Chris: One of things that struck me as I was reading the manifest of ORUs on ELCs 1 and 2 is the dual nature of some of those payloads. For instance, there are two pump modules and two Nitrogen Tank Assemblies. Can you describe some of the challenges the Boeing team faced in getting these payloads together… when, in the past, they’ve only had to process one pump module or one Nitrogen Tank Assembly at a time.
Eve: A couple of the challenges were that some of the ORUs that we launched – the Nitrogen Tank Assembly in particular – were ORUs that came back on ULF-2 (STS-126). So we had to wait at KSC while that ORU was sent to Houston for refurbishment before it was sent back here for the ULF-3 flight. So, in some cases, we were waiting for hardware to undergo post-flight and then pre-flight processing.
Additionally, there was new Flight Support Equipment that we had to build because not all of the necessary equipment had been built for every single ORU. There was also some new manufacturing hardware that had to be built and then delivered.

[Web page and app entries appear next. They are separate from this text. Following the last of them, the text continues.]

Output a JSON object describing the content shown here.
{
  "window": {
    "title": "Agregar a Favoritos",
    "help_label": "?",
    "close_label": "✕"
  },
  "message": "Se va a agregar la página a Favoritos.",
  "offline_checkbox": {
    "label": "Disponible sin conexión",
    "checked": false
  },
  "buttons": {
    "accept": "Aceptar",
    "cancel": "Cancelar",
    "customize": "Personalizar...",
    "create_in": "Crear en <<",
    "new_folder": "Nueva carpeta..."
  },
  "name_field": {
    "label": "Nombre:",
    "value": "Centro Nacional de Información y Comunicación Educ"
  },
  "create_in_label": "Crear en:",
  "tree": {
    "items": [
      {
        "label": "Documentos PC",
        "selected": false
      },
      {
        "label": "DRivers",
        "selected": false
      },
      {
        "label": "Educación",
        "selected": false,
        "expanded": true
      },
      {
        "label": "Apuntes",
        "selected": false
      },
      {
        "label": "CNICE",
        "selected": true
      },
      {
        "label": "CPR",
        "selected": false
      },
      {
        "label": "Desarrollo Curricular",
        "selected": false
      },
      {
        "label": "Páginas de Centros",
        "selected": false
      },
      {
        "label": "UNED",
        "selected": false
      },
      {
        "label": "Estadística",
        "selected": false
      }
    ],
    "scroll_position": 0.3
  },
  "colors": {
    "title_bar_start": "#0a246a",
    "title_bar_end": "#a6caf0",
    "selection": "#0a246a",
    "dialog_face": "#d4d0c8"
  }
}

We also had a very busy schedule of fluid servicing. We had two Nitrogen Tank Assemblies that had to be filled and tested, two Pump Modules that had to be filled and tested, the Ammonia Tank, and the High Pressure Gas Tank which had to be filled with oxygen. So, within a period of a little more than a year, we did six fluid operations — two of which were fairly significant: the ammonia and the oxygen.
Chris: One last question: what do you think the biggest engineering triumph was for the teams in getting ELCs 1 and 2 processed for the same flight?
Eve: I think the fact that the ORUs, the Flight Support Equipment that the ORUs sit on, as well as the Flight Support Equipment for the ELCs and the ELCs themselves were all provided by different vendors and different manufacturers – Boeing for most of the ORUs, Goddard with the ELCs, the Canadians with the Remote Manipulator System joint, and the Cargo Mission Contract for the Flight Support Equipment – is really the success story. And the marvel of it all is that all the pieces fit together.
“And that really is – coming from different organizations around the country and around the world – a bringing together of more than 15,300 pieces of hardware here at the Kennedy Space Center in less than a 15-month period. That’s pretty amazing! We’ve got a hardworking team here.”
L2 members: Documentation – from which the above article has quoted snippets – is available in full in the related L2 sections, now over 4000 gbs in size.